Nor can I recall any significant lessons about housekeeping at her hands. When I was a young bride, I purchased a couple of paperback books that taught me how to clean my house. A little later, I subscribed to a website that encouraged me to create at least one small vision of order in my generally chaotic home. That wasn’t a new idea to me. Mom and I both had our little ordered visions. We both created 3D still life arrangements on mantels and in china cabinets and on bookshelves and on side tables. We hung our arranged histories on the walls of our homes. Neither of us looked past those lovely spots and imagined our homes “chaotic.” We both thought of our homes as “busy” places where “creative” people had “projects underway.” As for the floors … of course the place you walk gets dirty!
But during the years when my sisters and I were young single women sharing apartments with other young single women, each of us stumbled across a startling revelation. One day in each of our lives, after living with women who knew how to keep house, each of us returned to our mother’s home and discovered a thin gray film we’d never seen. Our house, we realized, was unkept. We each remarked to ourselves:
“This house is dusty!”
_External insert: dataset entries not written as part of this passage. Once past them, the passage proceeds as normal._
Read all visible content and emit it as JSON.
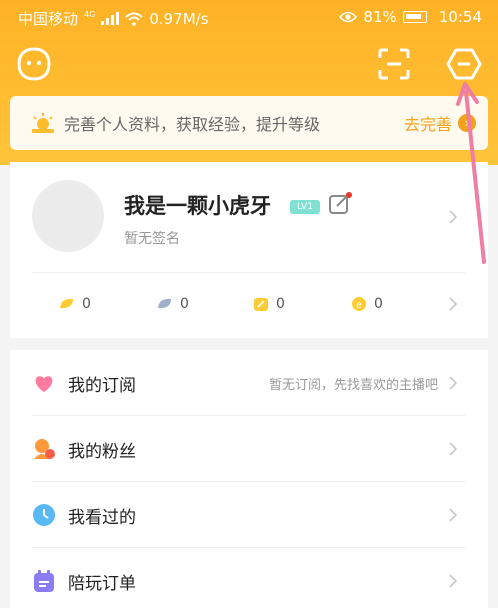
{
  "status": {
    "carrier": "中国移动",
    "net_badge": "4G",
    "speed": "0.97M/s",
    "battery": "81%",
    "time": "10:54"
  },
  "banner": {
    "text": "完善个人资料，获取经验，提升等级",
    "action": "去完善"
  },
  "profile": {
    "name": "我是一颗小虎牙",
    "level": "LV1",
    "signature": "暂无签名"
  },
  "stats": [
    {
      "icon": "gold-coin-icon",
      "value": "0"
    },
    {
      "icon": "diamond-icon",
      "value": "0"
    },
    {
      "icon": "ticket-icon",
      "value": "0"
    },
    {
      "icon": "e-coin-icon",
      "value": "0"
    }
  ],
  "menu": [
    {
      "label": "我的订阅",
      "hint": "暂无订阅，先找喜欢的主播吧"
    },
    {
      "label": "我的粉丝",
      "hint": ""
    },
    {
      "label": "我看过的",
      "hint": ""
    },
    {
      "label": "陪玩订单",
      "hint": ""
    }
  ],
  "colors": {
    "header": "#ffb226",
    "accent": "#f3a21a",
    "level_badge": "#7fe0d3",
    "arrow": "#ee7fa3"
  }
}
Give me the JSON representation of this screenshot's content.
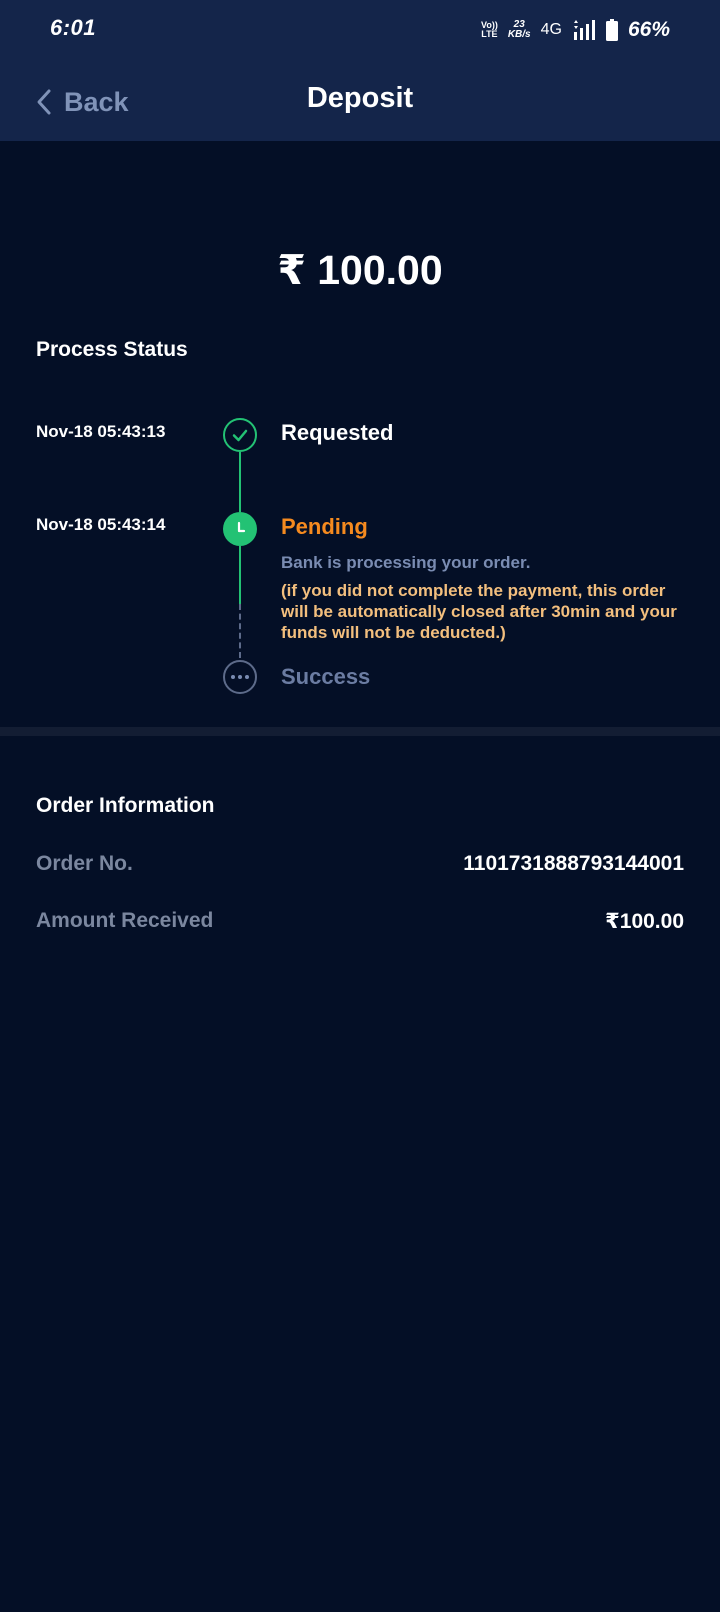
{
  "status_bar": {
    "time": "6:01",
    "volte_top": "Vo))",
    "volte_bottom": "LTE",
    "speed_top": "23",
    "speed_bottom": "KB/s",
    "network": "4G",
    "battery": "66%"
  },
  "nav": {
    "back_label": "Back",
    "title": "Deposit"
  },
  "amount": "₹ 100.00",
  "process": {
    "title": "Process Status",
    "steps": [
      {
        "time": "Nov-18 05:43:13",
        "label": "Requested",
        "state": "done"
      },
      {
        "time": "Nov-18 05:43:14",
        "label": "Pending",
        "state": "pending",
        "description": "Bank is processing your order.",
        "warning": "(if you did not complete the payment, this order will be automatically closed after 30min and your funds will not be deducted.)"
      },
      {
        "time": "",
        "label": "Success",
        "state": "future"
      }
    ]
  },
  "order": {
    "title": "Order Information",
    "rows": [
      {
        "label": "Order No.",
        "value": "1101731888793144001"
      },
      {
        "label": "Amount Received",
        "value": "₹100.00"
      }
    ]
  },
  "colors": {
    "background": "#040f26",
    "header": "#14254a",
    "accent_green": "#23c274",
    "pending_orange": "#f58a1f",
    "warning_text": "#f3bf7e",
    "muted": "#7a8cb2"
  }
}
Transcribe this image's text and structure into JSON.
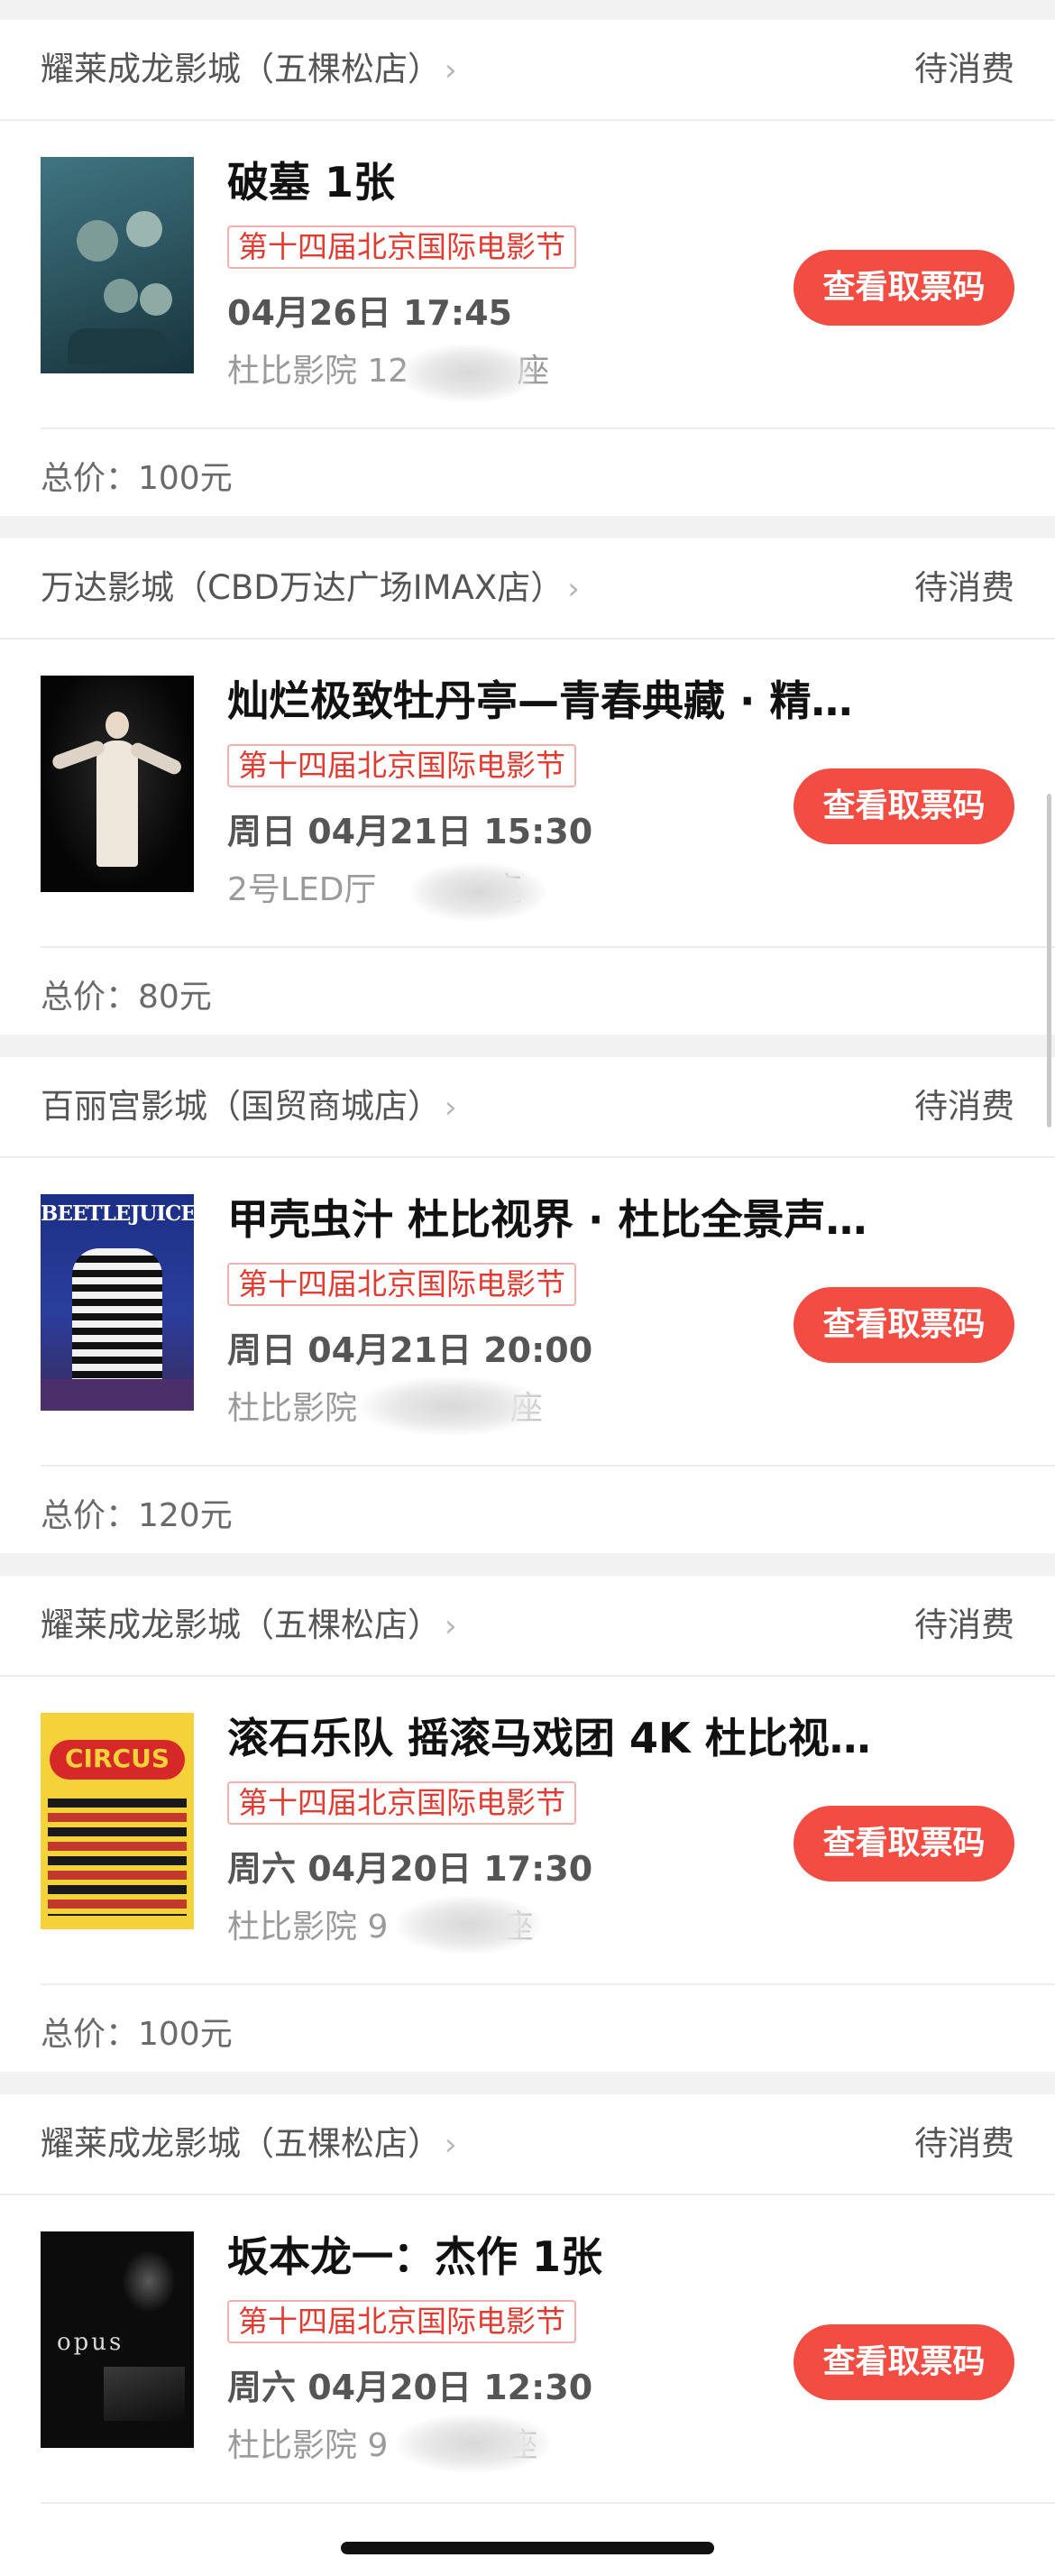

Each, on her own day, grabbed a rag and a vacuum and sought to correct the failings of the family home. Each returned to her own adult home and either trained herself in the habits of our time’s hygienic housekeeping or relapsed into the busy, disordered – even dirty – way of life we learned at our mother’s knee.
There are no “dust bunnies” in my home today. Dust gathers itself into ferocious gray wolves, trumpeting elephants, and charging rhinoceroses, ready to burst from the caverns they’ve found under furnishings and thunder across the savannahs of my floors. Accumulated neglect would like to overpower my day, my time, my mind. “Dirty!” it roars. “Unsanitary!” it shouts. It bellows at the last, “Bad housekeeper!”
Like a powerful incantation, a single sentence from memory holds back the hostile judgments. The words come in my mother’s voice, issuing from under merry brown eyes:
“If your floor’s not clean enough to eat off, don’t eat off it.”
I won’t, Mom. I promise.
Today, instead of trying to eat off my floor, I’ll probably bake something yummy. I’ll finish sewing curtains for the dining room and repairing the side table that has loose joints. I might break up the ice that slicks the driveway or make soup from the bone broth that has chilled to gelatin in the refrigerator.
After all of that, I could decide to hunt a dusty gray elephant or a rhinoceros. But probably not. I don’t plan to let beasts made from dead dust eat up my life. I plan to consume my own life, nourished by what gives me joy, unafraid of the kinds of wild things that dissolve into clouds at each footfall.
You can keep a house or you can make a home. Mom taught me which was most important.
Originally published in the 2017 anthology Cherish Her, edited by Alnita Montague Johnson.